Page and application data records

══════════

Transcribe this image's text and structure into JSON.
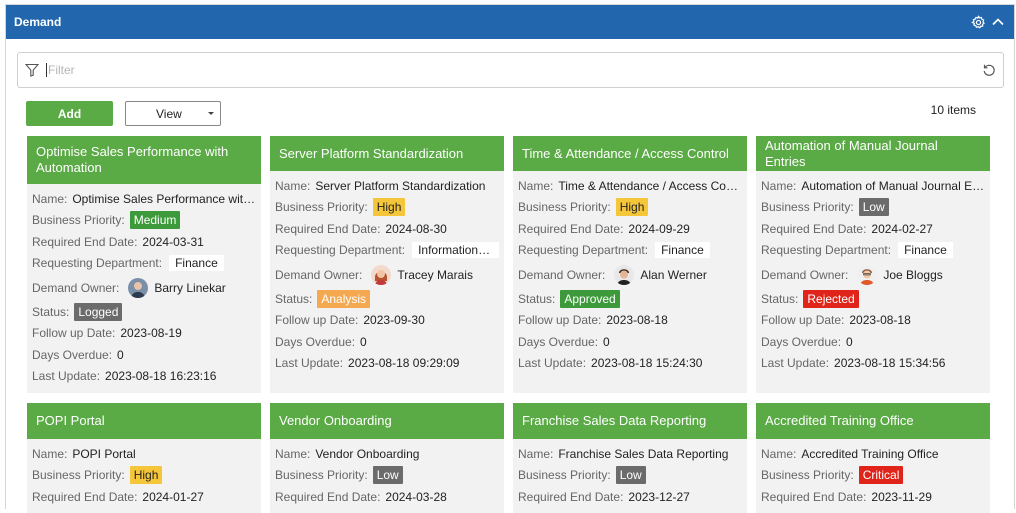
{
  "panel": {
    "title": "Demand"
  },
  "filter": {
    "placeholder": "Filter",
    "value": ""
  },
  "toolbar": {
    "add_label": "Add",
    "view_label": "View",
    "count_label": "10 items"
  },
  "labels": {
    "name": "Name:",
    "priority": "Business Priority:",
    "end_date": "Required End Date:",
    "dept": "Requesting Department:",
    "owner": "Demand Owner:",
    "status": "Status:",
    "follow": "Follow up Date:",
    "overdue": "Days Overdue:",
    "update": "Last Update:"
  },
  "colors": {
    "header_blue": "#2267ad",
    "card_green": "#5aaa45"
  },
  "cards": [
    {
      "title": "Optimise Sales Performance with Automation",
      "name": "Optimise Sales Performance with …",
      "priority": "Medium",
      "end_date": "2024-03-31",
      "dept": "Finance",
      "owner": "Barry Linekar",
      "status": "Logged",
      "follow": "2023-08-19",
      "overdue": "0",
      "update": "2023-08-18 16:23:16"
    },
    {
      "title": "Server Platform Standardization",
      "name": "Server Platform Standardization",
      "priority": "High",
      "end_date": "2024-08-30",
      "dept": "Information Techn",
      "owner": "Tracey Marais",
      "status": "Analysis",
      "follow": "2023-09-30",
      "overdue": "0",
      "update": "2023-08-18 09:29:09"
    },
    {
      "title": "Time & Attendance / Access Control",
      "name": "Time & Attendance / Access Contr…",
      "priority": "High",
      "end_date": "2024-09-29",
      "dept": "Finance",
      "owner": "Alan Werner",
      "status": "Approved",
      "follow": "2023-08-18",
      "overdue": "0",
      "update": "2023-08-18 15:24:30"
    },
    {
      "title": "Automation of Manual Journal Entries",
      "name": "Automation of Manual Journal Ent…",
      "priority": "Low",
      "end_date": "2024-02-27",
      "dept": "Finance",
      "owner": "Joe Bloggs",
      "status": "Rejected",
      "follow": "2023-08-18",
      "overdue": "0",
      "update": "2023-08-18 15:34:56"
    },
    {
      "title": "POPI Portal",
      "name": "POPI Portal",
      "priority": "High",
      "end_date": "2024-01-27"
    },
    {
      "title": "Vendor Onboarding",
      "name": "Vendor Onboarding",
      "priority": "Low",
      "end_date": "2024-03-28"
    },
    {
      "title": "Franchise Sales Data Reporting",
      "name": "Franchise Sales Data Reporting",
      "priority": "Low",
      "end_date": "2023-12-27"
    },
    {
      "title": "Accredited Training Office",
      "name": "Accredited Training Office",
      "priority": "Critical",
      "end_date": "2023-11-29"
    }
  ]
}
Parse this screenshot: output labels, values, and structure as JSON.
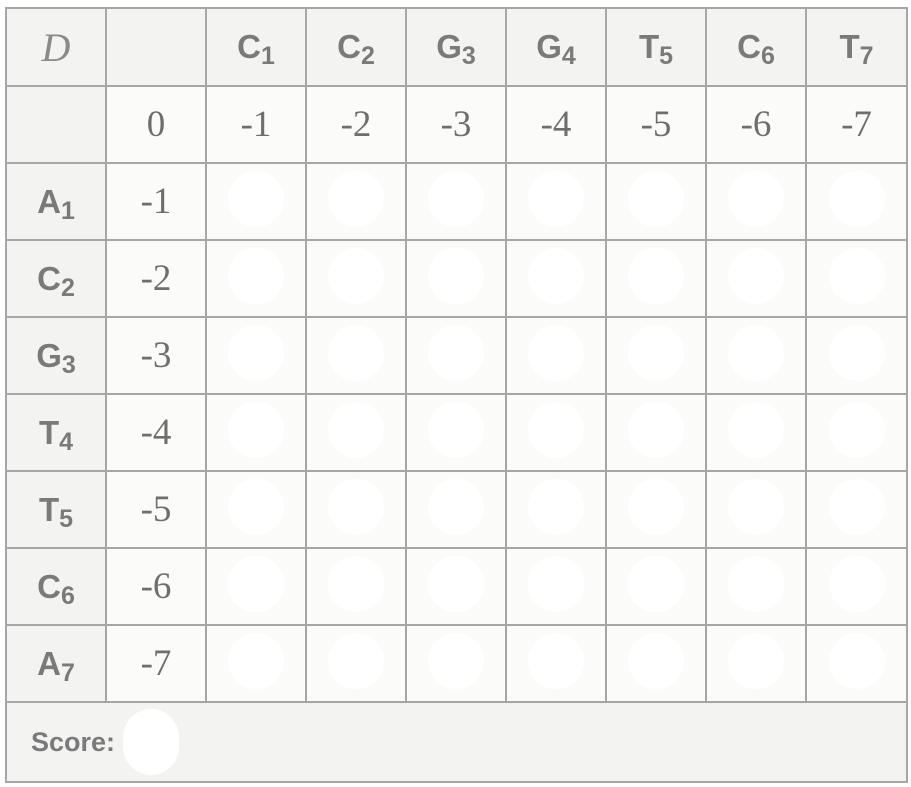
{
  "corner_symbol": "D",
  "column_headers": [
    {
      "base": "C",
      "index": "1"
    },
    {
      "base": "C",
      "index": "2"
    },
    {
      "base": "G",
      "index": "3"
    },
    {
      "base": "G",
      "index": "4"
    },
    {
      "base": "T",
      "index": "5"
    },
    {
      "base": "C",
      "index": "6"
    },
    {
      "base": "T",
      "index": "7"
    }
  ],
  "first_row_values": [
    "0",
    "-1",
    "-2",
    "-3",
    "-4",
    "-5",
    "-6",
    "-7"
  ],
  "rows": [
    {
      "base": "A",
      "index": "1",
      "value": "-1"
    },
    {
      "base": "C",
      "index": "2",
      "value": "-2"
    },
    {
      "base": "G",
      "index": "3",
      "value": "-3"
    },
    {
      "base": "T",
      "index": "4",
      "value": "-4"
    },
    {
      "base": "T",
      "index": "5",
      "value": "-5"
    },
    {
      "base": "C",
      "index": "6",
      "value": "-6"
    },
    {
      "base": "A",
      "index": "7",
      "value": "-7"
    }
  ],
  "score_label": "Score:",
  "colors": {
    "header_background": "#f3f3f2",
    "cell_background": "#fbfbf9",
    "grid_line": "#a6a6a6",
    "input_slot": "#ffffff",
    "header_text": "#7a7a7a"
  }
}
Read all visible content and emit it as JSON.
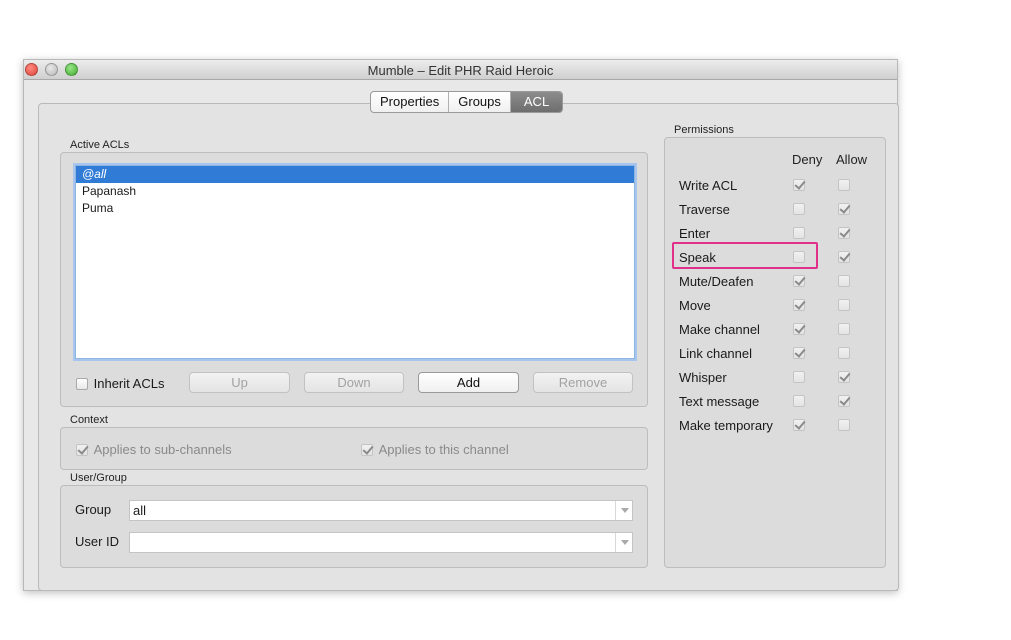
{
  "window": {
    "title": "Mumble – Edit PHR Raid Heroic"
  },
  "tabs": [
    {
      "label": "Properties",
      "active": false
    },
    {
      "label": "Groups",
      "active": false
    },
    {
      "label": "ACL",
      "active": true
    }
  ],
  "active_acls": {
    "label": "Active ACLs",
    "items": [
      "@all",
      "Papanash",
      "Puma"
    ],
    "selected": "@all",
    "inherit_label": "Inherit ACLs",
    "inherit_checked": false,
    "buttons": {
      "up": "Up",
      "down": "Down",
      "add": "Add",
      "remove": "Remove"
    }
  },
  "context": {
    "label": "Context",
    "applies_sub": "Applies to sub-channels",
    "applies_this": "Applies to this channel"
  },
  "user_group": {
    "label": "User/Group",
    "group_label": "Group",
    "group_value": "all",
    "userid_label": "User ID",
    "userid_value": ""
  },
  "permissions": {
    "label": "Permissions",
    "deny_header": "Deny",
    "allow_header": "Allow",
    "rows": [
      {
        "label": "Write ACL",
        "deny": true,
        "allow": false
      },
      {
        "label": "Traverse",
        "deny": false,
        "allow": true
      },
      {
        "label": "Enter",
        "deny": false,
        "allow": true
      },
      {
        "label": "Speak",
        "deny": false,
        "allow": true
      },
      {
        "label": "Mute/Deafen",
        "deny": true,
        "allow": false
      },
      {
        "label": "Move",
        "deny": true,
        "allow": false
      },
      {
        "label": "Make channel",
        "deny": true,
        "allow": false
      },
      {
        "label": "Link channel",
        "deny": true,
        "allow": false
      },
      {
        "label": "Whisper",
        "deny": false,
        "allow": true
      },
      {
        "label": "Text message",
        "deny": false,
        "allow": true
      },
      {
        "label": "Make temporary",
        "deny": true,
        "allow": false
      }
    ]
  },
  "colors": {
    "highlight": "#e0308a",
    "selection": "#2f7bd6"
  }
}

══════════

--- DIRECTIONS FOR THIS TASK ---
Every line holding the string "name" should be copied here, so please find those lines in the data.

--- RESULT FOR THIS TASK ---
    "name": "Name:",
      "name": "Optimise Sales Performance with …",
      "name": "Server Platform Standardization",
      "name": "Time & Attendance / Access Contr…",
      "name": "Automation of Manual Journal Ent…",
      "name": "POPI Portal",
      "name": "Vendor Onboarding",
      "name": "Franchise Sales Data Reporting",
      "name": "Accredited Training Office",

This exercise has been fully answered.